What the task asks:
Read through the records. Copy each line that has the word "header".

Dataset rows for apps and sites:

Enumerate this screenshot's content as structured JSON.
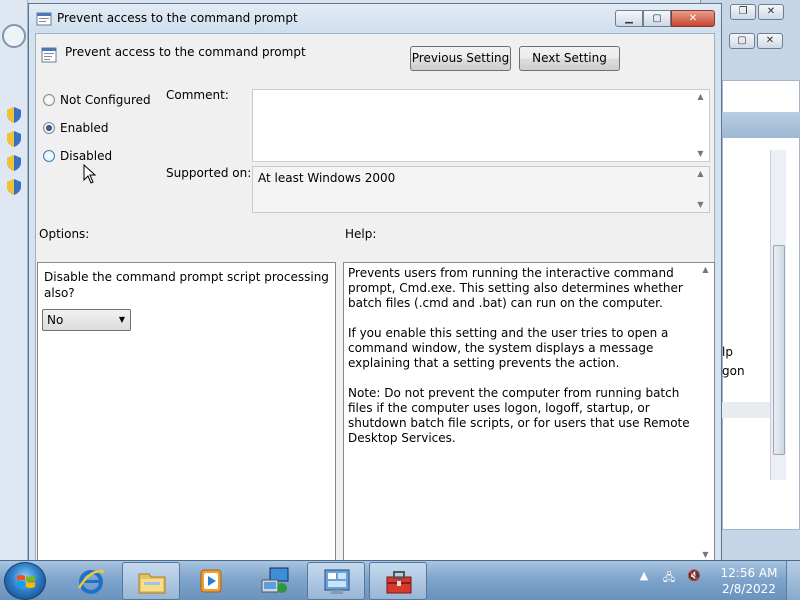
{
  "dialog": {
    "title": "Prevent access to the command prompt",
    "setting_name": "Prevent access to the command prompt",
    "prev_button": "Previous Setting",
    "next_button": "Next Setting",
    "window_buttons": {
      "minimize": "▁",
      "maximize": "▢",
      "close": "✕"
    }
  },
  "state": {
    "options": [
      {
        "label": "Not Configured",
        "checked": false
      },
      {
        "label": "Enabled",
        "checked": true
      },
      {
        "label": "Disabled",
        "checked": false
      }
    ]
  },
  "comment": {
    "label": "Comment:",
    "value": ""
  },
  "supported": {
    "label": "Supported on:",
    "value": "At least Windows 2000"
  },
  "options_panel": {
    "header": "Options:",
    "question": "Disable the command prompt script processing also?",
    "select_value": "No"
  },
  "help_panel": {
    "header": "Help:",
    "paragraphs": [
      "Prevents users from running the interactive command prompt, Cmd.exe. This setting also determines whether batch files (.cmd and .bat) can run on the computer.",
      "If you enable this setting and the user tries to open a command window, the system displays a message explaining that a setting prevents the action.",
      "Note: Do not prevent the computer from running batch files if the computer uses logon, logoff, startup, or shutdown batch file scripts, or for users that use Remote Desktop Services."
    ]
  },
  "background_window": {
    "text_lines": [
      "lp",
      "gon"
    ]
  },
  "taskbar": {
    "items": [
      {
        "name": "internet-explorer",
        "active": false
      },
      {
        "name": "windows-explorer",
        "active": true
      },
      {
        "name": "media-player",
        "active": false
      },
      {
        "name": "network-connections",
        "active": false
      },
      {
        "name": "control-panel",
        "active": true
      },
      {
        "name": "toolbox",
        "active": true
      }
    ],
    "time": "12:56 AM",
    "date": "2/8/2022"
  },
  "colors": {
    "accent": "#3c7fb1",
    "taskbar": "#7fa5cc",
    "close_button": "#c6472f"
  }
}
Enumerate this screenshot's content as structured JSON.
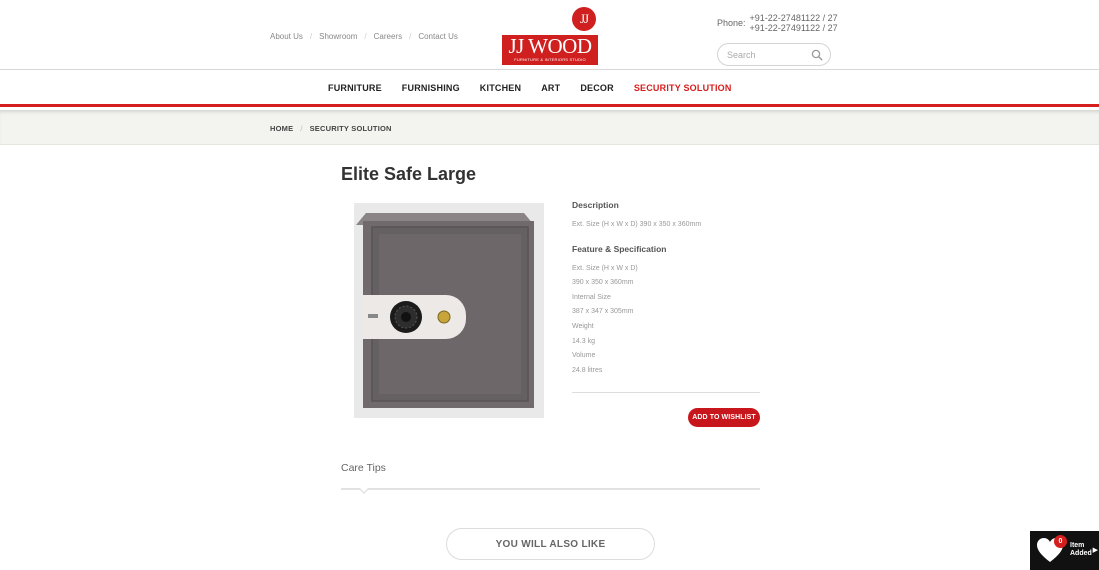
{
  "header": {
    "top_links": [
      "About Us",
      "Showroom",
      "Careers",
      "Contact Us"
    ],
    "logo": {
      "badge": "JJ",
      "word": "JJ WOOD",
      "tagline": "FURNITURE & INTERIORS STUDIO"
    },
    "phone": {
      "label": "Phone:",
      "numbers": [
        "+91-22-27481122 / 27",
        "+91-22-27491122 / 27"
      ]
    },
    "search": {
      "placeholder": "Search"
    }
  },
  "nav": {
    "items": [
      "FURNITURE",
      "FURNISHING",
      "KITCHEN",
      "ART",
      "DECOR",
      "SECURITY SOLUTION"
    ],
    "active": "SECURITY SOLUTION"
  },
  "breadcrumb": [
    "HOME",
    "SECURITY SOLUTION"
  ],
  "product": {
    "title": "Elite Safe Large",
    "description_heading": "Description",
    "description_text": "Ext. Size (H x W x D) 390 x 350 x 360mm",
    "feature_heading": "Feature & Specification",
    "features": [
      "Ext. Size (H x W x D)",
      "390 x 350 x 360mm",
      "Internal Size",
      "387 x 347 x 305mm",
      "Weight",
      "14.3 kg",
      "Volume",
      "24.8 litres"
    ],
    "wishlist_button": "ADD TO WISHLIST"
  },
  "care_tips": {
    "title": "Care Tips"
  },
  "also_like": {
    "label": "YOU WILL ALSO LIKE"
  },
  "wishlist_widget": {
    "count": "0",
    "label": "Item Added"
  },
  "colors": {
    "brand_red": "#d51e1e"
  }
}
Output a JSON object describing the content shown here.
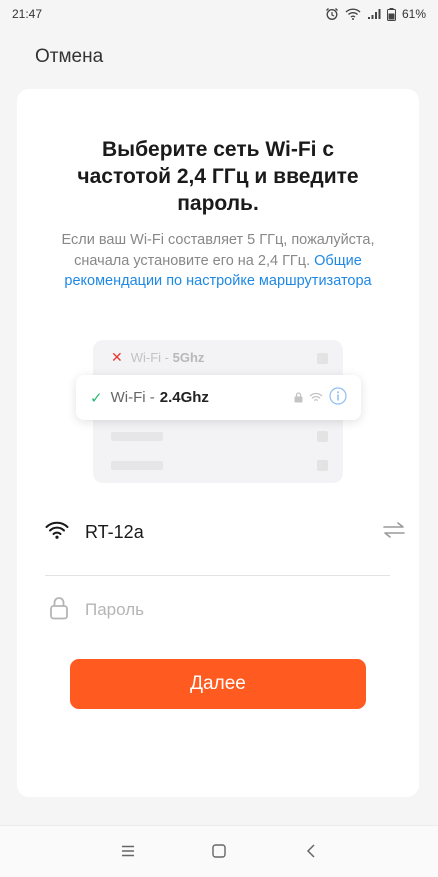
{
  "status_bar": {
    "time": "21:47",
    "battery": "61%",
    "icons": [
      "alarm-icon",
      "wifi-icon",
      "signal-icon",
      "battery-icon"
    ]
  },
  "header": {
    "cancel_label": "Отмена"
  },
  "card": {
    "title": "Выберите сеть Wi-Fi с частотой 2,4 ГГц и введите пароль.",
    "description": "Если ваш Wi-Fi составляет 5 ГГц, пожалуйста, сначала установите его на 2,4 ГГц.",
    "link_text": "Общие рекомендации по настройке маршрутизатора",
    "illustration": {
      "bad_network_prefix": "Wi-Fi -",
      "bad_network_freq": "5Ghz",
      "good_network_prefix": "Wi-Fi -",
      "good_network_freq": "2.4Ghz"
    },
    "wifi_name": "RT-12a",
    "password_placeholder": "Пароль",
    "next_label": "Далее"
  },
  "colors": {
    "accent": "#ff5a1f",
    "link": "#1e88e5",
    "check": "#2bb673",
    "cross": "#e53935"
  }
}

The answer:
    "header": "Options:",
    "header": "Help:",
  "header": {
  "header": {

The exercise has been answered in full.